TASK DATA:
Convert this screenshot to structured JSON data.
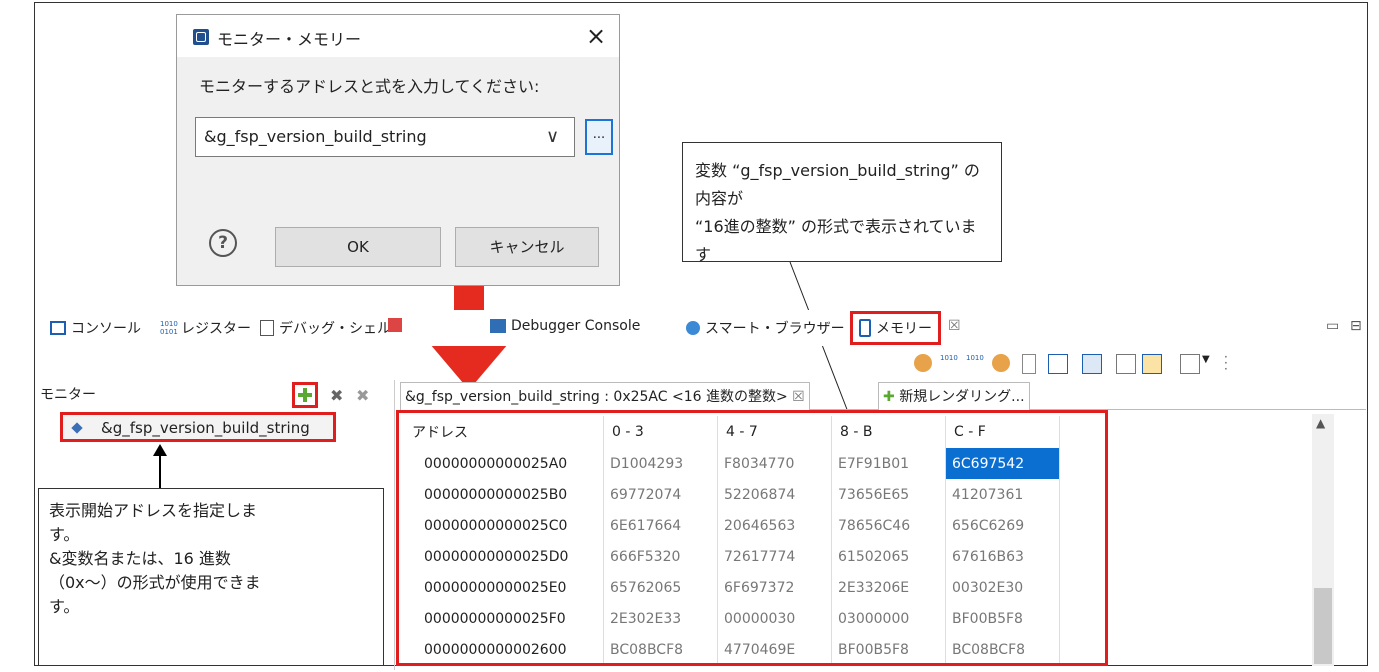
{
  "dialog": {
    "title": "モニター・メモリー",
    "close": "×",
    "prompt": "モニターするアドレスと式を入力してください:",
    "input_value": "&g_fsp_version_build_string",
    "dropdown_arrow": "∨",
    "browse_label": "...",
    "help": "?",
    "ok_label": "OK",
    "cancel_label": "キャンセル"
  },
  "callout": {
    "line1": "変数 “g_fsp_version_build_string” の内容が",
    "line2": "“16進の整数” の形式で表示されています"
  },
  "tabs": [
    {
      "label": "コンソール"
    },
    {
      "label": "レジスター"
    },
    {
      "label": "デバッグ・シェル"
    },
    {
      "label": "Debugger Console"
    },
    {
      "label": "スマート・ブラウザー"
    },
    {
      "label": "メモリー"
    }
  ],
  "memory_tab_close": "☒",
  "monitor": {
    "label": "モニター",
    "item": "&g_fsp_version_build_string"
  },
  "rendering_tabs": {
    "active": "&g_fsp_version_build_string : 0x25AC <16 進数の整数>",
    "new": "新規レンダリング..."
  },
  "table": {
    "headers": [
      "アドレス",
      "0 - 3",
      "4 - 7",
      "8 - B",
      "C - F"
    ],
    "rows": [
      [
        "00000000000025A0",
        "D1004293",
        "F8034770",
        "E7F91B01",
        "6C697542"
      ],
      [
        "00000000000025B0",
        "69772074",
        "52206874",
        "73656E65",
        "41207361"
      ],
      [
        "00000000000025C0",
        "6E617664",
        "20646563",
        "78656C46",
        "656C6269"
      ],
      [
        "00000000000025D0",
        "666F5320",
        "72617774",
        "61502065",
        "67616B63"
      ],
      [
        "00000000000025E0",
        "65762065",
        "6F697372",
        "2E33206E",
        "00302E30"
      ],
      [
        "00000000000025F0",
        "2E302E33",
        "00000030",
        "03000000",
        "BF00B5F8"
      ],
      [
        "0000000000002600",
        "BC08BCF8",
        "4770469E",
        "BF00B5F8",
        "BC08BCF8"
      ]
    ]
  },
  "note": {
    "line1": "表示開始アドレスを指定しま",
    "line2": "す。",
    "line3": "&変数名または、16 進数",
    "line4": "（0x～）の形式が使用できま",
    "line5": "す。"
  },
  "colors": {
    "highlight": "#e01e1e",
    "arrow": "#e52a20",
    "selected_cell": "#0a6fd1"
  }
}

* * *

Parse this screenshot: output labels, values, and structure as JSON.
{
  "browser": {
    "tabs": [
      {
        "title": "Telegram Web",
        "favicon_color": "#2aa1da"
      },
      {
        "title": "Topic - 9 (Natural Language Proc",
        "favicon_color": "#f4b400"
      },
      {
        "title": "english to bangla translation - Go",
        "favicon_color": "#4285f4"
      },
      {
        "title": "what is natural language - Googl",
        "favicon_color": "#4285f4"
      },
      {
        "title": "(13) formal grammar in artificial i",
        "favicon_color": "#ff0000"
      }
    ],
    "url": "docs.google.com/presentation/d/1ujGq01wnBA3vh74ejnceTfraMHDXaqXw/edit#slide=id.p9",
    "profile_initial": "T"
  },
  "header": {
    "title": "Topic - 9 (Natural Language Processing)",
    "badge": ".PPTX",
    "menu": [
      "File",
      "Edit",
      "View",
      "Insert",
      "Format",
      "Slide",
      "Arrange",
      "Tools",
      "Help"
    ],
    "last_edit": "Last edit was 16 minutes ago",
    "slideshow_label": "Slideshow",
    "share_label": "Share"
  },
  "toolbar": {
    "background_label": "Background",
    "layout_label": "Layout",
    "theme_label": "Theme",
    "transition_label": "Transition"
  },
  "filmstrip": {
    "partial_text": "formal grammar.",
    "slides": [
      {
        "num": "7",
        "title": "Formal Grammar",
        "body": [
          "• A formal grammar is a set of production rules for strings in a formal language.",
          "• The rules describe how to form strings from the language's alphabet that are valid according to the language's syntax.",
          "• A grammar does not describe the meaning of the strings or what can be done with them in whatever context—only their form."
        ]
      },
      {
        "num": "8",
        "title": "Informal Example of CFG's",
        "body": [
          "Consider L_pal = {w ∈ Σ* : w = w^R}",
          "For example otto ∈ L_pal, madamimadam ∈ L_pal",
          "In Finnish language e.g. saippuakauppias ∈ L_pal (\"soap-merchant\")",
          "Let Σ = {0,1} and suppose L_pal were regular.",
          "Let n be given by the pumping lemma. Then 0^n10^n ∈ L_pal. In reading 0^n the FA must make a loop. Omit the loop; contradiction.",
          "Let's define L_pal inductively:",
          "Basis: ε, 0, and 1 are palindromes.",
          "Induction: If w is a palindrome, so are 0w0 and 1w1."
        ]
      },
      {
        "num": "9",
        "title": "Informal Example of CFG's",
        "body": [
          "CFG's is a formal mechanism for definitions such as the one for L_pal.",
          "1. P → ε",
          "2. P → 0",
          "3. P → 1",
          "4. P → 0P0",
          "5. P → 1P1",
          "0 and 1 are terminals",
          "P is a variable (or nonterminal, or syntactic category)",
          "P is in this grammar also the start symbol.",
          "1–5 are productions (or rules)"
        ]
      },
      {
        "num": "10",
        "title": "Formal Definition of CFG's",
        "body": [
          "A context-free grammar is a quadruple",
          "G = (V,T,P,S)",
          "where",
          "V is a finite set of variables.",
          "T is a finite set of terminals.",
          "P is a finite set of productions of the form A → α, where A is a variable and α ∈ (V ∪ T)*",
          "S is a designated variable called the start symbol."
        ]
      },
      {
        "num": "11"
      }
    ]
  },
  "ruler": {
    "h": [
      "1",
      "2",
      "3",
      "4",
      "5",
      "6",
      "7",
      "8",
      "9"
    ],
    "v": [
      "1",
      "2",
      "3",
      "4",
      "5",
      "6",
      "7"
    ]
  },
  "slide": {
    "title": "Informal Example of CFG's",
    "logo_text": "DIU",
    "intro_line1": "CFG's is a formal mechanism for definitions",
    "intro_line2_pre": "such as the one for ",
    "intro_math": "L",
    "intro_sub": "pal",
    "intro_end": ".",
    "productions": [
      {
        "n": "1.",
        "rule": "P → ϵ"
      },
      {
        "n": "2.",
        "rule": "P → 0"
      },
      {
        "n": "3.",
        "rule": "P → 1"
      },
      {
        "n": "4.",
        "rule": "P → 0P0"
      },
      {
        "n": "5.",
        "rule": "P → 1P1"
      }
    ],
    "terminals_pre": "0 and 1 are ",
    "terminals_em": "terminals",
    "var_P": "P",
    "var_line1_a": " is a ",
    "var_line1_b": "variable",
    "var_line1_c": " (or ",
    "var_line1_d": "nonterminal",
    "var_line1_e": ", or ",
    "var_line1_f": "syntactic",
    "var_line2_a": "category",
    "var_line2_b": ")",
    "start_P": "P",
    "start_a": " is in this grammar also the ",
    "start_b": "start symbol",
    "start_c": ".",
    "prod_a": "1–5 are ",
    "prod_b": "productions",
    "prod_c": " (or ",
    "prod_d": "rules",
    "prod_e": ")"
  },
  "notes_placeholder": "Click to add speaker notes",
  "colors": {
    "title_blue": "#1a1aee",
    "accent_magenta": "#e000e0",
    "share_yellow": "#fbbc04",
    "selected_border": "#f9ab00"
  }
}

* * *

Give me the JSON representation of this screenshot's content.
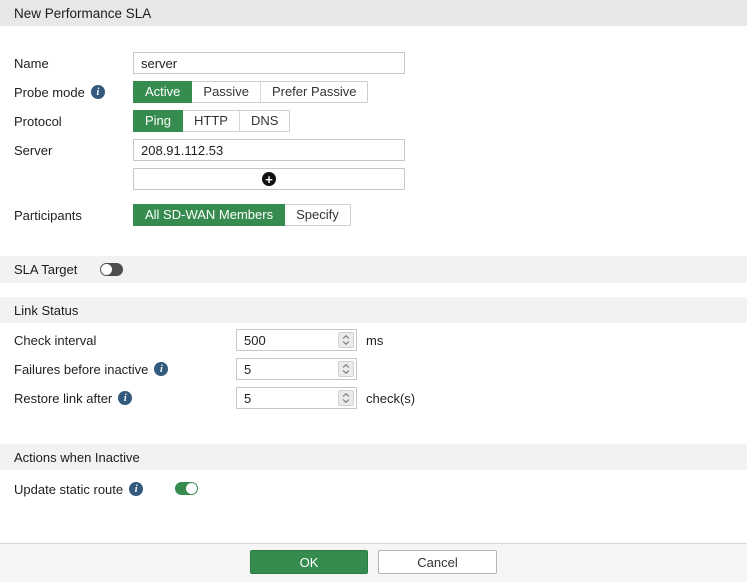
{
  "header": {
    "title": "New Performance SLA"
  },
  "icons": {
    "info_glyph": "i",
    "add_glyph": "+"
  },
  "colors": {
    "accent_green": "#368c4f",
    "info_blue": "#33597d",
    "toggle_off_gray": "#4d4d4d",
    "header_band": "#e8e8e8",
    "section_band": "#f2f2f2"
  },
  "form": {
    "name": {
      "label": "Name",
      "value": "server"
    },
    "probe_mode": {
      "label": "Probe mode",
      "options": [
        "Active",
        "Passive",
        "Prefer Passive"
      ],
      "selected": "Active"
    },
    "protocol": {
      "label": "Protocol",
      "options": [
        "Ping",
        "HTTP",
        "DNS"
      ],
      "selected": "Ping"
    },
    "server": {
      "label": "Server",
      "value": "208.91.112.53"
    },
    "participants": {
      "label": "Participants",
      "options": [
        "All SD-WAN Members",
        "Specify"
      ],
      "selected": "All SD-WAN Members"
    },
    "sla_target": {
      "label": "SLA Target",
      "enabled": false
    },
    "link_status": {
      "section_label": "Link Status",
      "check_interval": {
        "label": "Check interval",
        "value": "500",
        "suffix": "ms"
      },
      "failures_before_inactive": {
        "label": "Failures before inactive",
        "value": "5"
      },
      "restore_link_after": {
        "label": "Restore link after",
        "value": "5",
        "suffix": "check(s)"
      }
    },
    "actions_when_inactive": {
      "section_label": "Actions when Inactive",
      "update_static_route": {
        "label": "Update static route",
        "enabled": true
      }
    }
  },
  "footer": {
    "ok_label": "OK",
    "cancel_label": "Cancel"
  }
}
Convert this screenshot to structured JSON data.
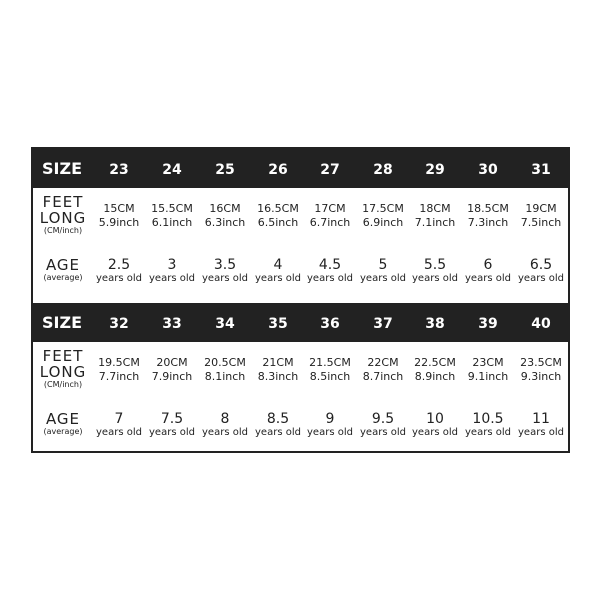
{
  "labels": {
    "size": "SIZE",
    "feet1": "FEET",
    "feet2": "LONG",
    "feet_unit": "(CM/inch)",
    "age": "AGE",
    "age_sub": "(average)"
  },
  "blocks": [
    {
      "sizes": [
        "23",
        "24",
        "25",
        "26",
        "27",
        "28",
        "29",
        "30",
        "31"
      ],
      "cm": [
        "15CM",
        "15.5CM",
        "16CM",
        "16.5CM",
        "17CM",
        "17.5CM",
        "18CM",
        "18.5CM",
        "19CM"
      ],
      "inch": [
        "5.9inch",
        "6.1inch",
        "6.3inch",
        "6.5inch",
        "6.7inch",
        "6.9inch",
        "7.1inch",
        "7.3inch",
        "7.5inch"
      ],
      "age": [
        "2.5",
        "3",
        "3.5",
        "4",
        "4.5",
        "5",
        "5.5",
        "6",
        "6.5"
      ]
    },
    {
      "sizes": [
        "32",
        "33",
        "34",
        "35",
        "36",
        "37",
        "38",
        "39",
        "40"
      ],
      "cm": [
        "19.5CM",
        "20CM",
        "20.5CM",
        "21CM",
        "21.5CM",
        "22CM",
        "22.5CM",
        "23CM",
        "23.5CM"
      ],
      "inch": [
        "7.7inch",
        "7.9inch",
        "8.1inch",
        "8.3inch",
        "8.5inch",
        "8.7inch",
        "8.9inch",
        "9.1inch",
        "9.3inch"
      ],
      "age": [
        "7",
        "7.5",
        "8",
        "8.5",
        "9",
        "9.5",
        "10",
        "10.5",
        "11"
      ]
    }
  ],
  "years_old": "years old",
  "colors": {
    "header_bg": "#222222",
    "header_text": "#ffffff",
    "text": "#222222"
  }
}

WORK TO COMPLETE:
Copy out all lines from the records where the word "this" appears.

WRITTEN REPLY:
Convert this screenshot to structured JSON data.
Parse this screenshot: output labels, values, and structure as JSON.
          "P is in this grammar also the start symbol.",
    "start_a": " is in this grammar also the ",
Give me the JSON representation of this screenshot's content.
Convert this screenshot to structured JSON data.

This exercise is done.